Today, we do the best that we can for our kids so that they can be the best that they can be. There's absolutely nothing wrong with this! But helping them when they can help themselves is letting them assume that life is going to be fair or easy and just setting them up for living in our basement.
Fortunately, we don't have a basement in this house...and we will welcome our children back to let them figure things out for a short period of time...but after they finish college...we pretty much expect them to be off doing something fabulous and productive. Or at least something earning their keep far away from my checkbook.
Life has seen so many changes...and I think we'll continue to see more and more as time goes by. What we think is new and improved is actually going to be laughable and antiquated to future generations. And that's okay...that's the way of progress and creative thought and capitalism.
Assuming that we don't do away with all of those.
But I do remember the days when we had a "best" pair of jeans and didn't assume that we'd have clothes in our closets that we barely wore. Shopping was something that we did on special occasions or when we had outgrown everything we owned. Hand-me-downs were passed along...not sold at a consignment sale. We weren't as selective with having the best of everything...we just wanted to make the best out of whatever it was we had. And if not having enough made us want to work harder...well...more power to us.

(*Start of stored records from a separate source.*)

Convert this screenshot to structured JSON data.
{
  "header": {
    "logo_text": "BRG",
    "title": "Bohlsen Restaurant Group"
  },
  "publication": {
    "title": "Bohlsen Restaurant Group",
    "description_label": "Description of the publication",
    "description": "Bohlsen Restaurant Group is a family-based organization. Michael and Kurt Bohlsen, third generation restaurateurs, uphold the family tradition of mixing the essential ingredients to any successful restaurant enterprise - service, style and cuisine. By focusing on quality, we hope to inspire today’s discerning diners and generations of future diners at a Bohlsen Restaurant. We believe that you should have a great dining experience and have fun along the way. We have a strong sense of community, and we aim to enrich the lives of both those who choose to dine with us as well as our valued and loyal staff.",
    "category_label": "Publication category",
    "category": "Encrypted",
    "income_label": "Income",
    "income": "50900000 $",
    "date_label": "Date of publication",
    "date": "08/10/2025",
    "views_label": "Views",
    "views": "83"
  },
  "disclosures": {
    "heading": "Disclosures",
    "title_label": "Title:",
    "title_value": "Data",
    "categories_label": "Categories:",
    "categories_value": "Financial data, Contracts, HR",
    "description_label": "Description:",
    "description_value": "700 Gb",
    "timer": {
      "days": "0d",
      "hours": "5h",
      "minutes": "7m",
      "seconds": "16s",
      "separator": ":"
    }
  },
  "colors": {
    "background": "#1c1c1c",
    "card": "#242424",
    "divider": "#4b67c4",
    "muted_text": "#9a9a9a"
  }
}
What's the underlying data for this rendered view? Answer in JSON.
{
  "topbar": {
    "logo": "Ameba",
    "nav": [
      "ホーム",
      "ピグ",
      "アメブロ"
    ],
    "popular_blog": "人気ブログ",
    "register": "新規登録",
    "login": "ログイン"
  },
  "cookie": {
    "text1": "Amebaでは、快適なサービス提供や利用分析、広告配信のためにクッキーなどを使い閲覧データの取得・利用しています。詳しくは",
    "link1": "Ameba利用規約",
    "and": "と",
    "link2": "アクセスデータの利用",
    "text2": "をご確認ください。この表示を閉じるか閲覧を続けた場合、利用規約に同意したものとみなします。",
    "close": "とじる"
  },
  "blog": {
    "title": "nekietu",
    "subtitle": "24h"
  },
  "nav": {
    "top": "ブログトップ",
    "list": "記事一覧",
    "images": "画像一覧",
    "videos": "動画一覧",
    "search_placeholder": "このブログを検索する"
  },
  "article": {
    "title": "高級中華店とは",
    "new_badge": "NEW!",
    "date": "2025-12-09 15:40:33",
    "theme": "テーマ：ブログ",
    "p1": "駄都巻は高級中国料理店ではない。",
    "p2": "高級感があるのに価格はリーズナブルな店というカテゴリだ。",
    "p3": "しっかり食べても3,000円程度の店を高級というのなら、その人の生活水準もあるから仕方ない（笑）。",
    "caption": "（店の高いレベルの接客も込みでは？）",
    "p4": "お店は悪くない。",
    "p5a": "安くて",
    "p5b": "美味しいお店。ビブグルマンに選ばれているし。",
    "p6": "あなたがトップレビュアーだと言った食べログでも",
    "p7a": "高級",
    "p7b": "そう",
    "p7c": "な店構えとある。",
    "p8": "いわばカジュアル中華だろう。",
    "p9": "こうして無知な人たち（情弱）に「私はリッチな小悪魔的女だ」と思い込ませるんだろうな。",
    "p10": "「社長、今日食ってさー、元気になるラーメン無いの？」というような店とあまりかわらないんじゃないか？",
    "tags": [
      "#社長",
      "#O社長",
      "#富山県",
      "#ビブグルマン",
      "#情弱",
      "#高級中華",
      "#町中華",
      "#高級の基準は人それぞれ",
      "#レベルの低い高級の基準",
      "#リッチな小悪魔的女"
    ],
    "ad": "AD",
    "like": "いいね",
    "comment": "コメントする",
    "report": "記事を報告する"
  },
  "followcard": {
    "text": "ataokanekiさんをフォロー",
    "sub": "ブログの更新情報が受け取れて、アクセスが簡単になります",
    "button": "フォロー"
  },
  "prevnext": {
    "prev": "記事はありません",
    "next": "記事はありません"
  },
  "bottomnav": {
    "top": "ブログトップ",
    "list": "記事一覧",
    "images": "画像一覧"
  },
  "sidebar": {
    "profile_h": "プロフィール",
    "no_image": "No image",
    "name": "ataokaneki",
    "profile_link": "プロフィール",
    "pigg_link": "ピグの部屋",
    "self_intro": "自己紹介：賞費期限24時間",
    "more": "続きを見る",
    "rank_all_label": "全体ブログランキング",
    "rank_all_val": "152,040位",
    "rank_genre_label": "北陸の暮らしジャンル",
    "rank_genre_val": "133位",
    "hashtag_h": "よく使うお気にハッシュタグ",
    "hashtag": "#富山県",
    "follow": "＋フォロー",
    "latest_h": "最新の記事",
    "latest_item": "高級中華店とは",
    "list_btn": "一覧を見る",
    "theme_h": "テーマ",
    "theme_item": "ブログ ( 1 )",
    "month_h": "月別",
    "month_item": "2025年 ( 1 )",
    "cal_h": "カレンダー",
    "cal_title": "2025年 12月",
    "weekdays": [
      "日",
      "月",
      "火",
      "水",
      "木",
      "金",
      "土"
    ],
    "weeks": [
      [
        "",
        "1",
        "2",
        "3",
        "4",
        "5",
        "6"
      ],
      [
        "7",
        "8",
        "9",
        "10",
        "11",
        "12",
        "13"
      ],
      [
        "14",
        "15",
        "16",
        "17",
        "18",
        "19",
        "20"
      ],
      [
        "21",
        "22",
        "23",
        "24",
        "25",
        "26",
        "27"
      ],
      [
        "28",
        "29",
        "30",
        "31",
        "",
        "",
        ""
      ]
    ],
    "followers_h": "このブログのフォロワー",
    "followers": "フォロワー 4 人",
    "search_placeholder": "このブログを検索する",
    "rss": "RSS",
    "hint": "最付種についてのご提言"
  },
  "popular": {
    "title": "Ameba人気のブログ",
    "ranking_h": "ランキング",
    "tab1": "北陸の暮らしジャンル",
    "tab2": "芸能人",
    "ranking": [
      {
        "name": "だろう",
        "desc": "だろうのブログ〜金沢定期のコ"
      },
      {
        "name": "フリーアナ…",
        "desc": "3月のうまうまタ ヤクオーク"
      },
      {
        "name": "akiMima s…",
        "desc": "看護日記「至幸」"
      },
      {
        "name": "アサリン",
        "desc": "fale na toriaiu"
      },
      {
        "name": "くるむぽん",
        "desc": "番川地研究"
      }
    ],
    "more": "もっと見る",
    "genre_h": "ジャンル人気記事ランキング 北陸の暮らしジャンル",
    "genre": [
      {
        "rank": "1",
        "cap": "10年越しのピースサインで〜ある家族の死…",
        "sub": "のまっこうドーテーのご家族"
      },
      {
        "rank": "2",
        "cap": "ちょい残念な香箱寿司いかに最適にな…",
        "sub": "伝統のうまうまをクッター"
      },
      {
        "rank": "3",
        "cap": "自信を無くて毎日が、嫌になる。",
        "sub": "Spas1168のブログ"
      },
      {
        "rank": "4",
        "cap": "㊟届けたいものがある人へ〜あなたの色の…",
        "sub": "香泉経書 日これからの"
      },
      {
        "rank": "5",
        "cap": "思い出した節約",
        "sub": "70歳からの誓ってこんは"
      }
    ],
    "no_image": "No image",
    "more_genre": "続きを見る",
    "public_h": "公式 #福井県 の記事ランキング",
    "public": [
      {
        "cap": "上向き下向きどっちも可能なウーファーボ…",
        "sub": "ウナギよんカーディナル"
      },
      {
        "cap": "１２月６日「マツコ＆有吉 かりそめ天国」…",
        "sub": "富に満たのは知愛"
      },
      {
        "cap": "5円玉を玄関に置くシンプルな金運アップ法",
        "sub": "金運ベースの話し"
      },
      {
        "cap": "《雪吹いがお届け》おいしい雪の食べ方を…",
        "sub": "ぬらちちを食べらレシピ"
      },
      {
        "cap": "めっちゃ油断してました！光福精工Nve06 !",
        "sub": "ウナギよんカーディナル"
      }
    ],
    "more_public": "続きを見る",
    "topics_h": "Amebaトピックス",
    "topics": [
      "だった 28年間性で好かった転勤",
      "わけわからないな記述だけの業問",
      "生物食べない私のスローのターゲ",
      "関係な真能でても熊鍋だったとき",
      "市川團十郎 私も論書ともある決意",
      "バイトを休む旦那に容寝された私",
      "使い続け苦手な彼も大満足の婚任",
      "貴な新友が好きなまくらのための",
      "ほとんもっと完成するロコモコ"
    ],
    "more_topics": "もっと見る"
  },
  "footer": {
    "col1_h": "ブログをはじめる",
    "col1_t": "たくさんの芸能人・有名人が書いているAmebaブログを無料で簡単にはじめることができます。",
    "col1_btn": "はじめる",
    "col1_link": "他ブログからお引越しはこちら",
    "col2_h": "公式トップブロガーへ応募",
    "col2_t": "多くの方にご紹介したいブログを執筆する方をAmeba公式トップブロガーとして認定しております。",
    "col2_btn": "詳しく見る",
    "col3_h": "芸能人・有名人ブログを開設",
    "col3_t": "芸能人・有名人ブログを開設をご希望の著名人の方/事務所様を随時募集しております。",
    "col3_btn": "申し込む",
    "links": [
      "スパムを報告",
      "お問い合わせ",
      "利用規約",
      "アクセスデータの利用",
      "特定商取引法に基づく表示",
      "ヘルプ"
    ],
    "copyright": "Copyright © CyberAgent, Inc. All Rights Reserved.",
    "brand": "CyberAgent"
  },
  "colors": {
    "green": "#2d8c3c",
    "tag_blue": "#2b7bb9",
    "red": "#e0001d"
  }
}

Our cars were even hand-me-downs...usually some old beater that came from the family...or that we purchased for less than $1,000. My folks even put recap tires on my car...and somehow I survived that, too. I know this because the baby blue on the tires matched my car. (Yes, I do believe that my folks loved me in spite of this evidence to the contrary.)
I know that times have changed and will continue to change...in fact, Big Dave was even entertaining stopping our phone service since nobody will ever get up to answer the telephone. Only telemarketers trying to sell us septic tank products, time-share opportunities, or magazines...and political pollsters actually call us on our home number. Sad, but true.
Magazines. They are trying to practically give them away at every opportunity for virtually nothing just to improve circulation and stay in business. I remember spending hours looking over Seventeen magazine. And Tiger Beat.
I know, I know...Tiger WHAT? The only "Tiger" this generation knows about is Tiger Woods.
But perhaps all of this technology isn't so bad. I've been watching the Hallmark Channel for weeks now...something that would have been impossible years ago when we had four channels - NBC, CBS, ABC and the dreaded PBS. We actually read the TV Guide because we didn't want to miss anything. We had to get up to change channels. If we missed it...we missed it. Now, we can DVR, channel-surf, and watch movies on demand. If you think about it...that's pretty WOW.
And in all honesty...I'm glad that there were cell phones when my kids started driving so I didn't have to hand them a quarter in case they needed to call from a phone booth...another item made obsolete by technology. Poor Superman. I'm also happy that I can be in communication with my college age children every day...even if it is only a text message. I used to only call my parents once a week...and sometimes "collect."
I won't even go there.